It came to the new year’s eve on Dec. 31st, 2013. McMurdo station runs “Ice Stock” — a musical festival to celebrate the new year. It’s the 25th ice stock this year. I really wanted to give Chris and Jian the chance to enjoy ice stock, so I drove up to run the lidar (by safety rules the lidar must be tended to). The 7th photos illustrates the first ice stock under the sunshine blue sky — the last three ice stocks were in cloudy, windy and cold nights. The tall hill in the background is the Observational Hill. Building 155 (with galley in it) and Crary Lab are on the left and right sides, respectively.
The Mac-town is basically snow-free during summer season. Two more photos (the 8th and 9th) show the beautiful ice stock.
One of the designers for this ice stock is Mr. Holly Troy who was doing chili cooking in the 10th photo.
After counting down to the new year bell, Chris and Jian drove up to Arrival Heights, and we three greeted “Happy New Year” to each other. Facing the midnight sun, the 11th photo witnessed our lidar team at the Arrival Heights observatory on January 1st, 2014.
I am really impressed by how hard our lidar team members have worked and how productive our lidar team members are in the last four years. From Dec. 9-12, 2013, Chris managed to run the lidar and collect data continuously for 62 hours by himself!!! May I say that Chris tries to make new lidar records at McMurdo?! Indeed I have been happily watching that new lidar records were set and then broken and reset by our lidar team members. Our 3rd winter-over lidar student Weichun Fong had an outstanding year from late August 2012 through October 2013, and just returned to Boulder not a long ago after his 14 months of lidar work in Antarctica. Weichun’s measurements on June 1st, 2013 set the highest altitude record of lidar detection to date — neutral Fe layers up to 170 km in the thermosphere, which is a new science discovery! On the lidar data length records, our 1st winter-over student Zhibin Yu set a record of lidar detection of Fe layers up to 155 km and made a continuous run of 26 hours in the Antarctic winter 2011; then Wentao Huang made a single-operator lidar run for 36 hours in summer 2011-2012; then our 2nd winter-over student Brendan Roberts set a new record of 48-hour in the Antarctic winter 2012; and now Chris made a new record of 62-hour continuous lidar run. A total of about 3500 hours of lidar data have been collected so far. Many new science discoveries have emerged from these data. Many papers have been published, and many more are on the way. Facing these fantastic records and absolutely beautiful lidar data, I am speechless.
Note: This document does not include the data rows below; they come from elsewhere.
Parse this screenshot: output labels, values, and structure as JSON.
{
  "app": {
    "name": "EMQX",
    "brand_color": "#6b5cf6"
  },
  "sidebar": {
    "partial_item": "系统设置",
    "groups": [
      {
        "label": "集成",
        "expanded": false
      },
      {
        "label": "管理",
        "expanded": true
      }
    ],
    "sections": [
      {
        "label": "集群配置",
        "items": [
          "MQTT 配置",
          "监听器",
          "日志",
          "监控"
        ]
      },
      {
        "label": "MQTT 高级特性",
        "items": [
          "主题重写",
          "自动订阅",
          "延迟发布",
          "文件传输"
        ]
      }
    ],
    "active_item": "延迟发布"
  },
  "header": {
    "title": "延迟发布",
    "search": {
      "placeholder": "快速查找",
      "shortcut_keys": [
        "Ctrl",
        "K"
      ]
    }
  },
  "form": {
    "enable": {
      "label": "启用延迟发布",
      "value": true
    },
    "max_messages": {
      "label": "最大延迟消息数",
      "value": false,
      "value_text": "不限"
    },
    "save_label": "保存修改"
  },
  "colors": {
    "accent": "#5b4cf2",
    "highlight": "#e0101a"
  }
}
The only thing I can say is that I am so lucky to have these very bright and creative students and scientists who love lidar and atmosphere/space science!!!
All greetings are from our hearts: Wish you a wonderful, healthy and extremely happy new year 2014!